Meanwhile, Pew takes a look at how poverty has shifted since the beginning of the U.S. war on poverty, check out this chart showing affects on the elderly and kids:
Jared Bernstein in the NYT's Economix blog offers several new charts on U.S. inequality:
Not only are we now faced with slower growth, but that lesser growth rate is much more narrowly distributed (for broader historical reference: the real annualized G.D.P. growth rate over the full 1960s cycle was 4.5 percent versus 2.6 percent over the 2000s cycle). We’re baking a smaller economic pie and cutting less equal slices. As underscored by the simple Danziger exercise, at any level of G.D.P. growth there would be less poverty reduction because of the inequality wedge. But we’ve also got less growth to boot.
This report on on women in poverty from the National Council on Research for Women found that in "the period between 1993 and 2012, the poverty gap between men and women was at the lowest in 2010, not because the women’s rate decreased but because the men’s rate increased":
Politico has a new list of state rankings on issues ranging from wealth and income inequality to infant mortality and high school graduation rates.
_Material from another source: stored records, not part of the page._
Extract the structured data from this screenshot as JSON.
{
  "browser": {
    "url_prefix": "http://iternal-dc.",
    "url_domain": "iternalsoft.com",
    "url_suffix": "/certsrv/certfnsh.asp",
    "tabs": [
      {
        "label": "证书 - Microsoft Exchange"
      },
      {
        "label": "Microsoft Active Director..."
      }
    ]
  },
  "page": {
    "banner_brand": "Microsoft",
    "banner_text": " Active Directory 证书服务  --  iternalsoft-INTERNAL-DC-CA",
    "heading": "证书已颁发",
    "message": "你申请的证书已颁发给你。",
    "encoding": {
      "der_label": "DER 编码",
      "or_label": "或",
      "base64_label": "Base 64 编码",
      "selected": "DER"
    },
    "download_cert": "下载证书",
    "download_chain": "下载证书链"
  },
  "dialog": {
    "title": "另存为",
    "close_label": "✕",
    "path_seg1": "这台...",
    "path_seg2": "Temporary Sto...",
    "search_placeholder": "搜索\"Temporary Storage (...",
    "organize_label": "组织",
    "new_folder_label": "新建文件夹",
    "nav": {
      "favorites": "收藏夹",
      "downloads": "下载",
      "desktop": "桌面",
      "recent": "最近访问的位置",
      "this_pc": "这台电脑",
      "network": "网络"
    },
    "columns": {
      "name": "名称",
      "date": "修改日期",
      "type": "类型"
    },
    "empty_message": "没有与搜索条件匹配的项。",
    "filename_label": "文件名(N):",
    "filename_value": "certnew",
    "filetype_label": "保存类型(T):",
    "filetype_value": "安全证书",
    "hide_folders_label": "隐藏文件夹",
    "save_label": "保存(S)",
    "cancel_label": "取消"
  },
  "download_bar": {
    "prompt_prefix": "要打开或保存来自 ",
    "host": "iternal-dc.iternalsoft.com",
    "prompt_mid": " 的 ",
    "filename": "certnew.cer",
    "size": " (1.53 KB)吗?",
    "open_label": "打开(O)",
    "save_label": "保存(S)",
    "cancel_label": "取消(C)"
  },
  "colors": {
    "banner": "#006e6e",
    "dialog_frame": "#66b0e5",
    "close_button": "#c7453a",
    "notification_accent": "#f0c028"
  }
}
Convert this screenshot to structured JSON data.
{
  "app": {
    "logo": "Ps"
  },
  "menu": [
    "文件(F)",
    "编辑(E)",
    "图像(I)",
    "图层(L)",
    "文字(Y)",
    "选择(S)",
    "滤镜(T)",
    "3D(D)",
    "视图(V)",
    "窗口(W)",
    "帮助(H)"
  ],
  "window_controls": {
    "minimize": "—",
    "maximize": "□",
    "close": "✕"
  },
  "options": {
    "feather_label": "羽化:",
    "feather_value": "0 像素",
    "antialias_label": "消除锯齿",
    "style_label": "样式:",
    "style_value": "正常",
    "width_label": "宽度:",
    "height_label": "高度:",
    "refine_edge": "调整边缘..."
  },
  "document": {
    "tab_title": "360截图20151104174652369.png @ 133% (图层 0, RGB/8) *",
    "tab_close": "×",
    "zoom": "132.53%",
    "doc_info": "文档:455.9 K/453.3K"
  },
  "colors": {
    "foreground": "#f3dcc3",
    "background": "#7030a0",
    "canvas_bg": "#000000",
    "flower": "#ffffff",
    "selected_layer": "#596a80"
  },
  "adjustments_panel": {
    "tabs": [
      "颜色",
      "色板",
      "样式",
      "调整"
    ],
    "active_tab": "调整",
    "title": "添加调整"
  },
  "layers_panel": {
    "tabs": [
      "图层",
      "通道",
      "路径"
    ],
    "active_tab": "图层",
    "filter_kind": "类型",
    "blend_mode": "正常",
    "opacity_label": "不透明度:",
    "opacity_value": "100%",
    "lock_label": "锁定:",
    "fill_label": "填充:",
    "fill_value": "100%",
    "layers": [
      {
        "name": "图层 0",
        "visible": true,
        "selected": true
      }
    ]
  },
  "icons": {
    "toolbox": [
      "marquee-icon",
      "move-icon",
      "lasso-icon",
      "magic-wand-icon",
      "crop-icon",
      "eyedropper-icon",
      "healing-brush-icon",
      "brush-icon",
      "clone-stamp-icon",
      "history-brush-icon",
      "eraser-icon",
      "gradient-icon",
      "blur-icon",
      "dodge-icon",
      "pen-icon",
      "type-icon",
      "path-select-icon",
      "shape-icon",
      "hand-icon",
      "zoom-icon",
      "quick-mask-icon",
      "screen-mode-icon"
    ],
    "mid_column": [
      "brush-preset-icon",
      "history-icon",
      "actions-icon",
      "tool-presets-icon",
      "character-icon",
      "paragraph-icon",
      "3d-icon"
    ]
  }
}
This Harvard study looks at mobility in the United States.
Over at Guidestar's blog, Bridgespan's Ann Goggins Gregory discusses "the overhead myth" plaguing nonprofits:
For several years, I’ve been interested in (many would say obsessed with) the need to break out of the nonprofit starvation cycle, where donors and nonprofits alike fixate on overhead rather than on what good outcomes cost. So I was thrilled to hear the joint announcement, www.overheadmyth.com, from GuideStar, BBB Wise Giving Alliance, and Charity Navigator denouncing the overhead ratio as a valid indicator of nonprofit performance. What do good outcomes cost? The for-profit world does not measure success by focusing on overhead, but if it did (by looking at sales, general and administrative costs as a percent of total sales), the average rate would be 25%. For service industries, perhaps the best analog to the social sector, it’d be 34%. Intuitively, we’d expect that a high-performing nonprofit would hire the best people, train them to be as effective as could be, and monitor results to improve as it went along. That involves HR, training, and performance measurement. Overhead, overhead, overhead!
Boston College's Ray Madoff discusses myths on payout rules for donor advised funds in the Chronicle of Philanthropy. And this report from the Gates Foundation looks at three myths on poverty. Meanwhile this report from Lucy Bernholz looks at philanthropy and the social economy and how the United States rates compared to Europe.
This other piece from Kevin Williamson in the National Review contends that "rich America is working America: Wealthy households contain on average more than four times as many full-time workers as do poor households, and, surprisingly, inherited wealth constitutes a smaller share of their assets than it does for middle-class and poor households." Over at Demos, Matt Bruenig offered these opposing thoughts: "[T]he reality is that the wealthy, whether they work hard or not, are generally inheritors of enormous sums of money. On average, the wealthiest 1 percent of households have inherited 447 times more money than households with wealth below $25,000."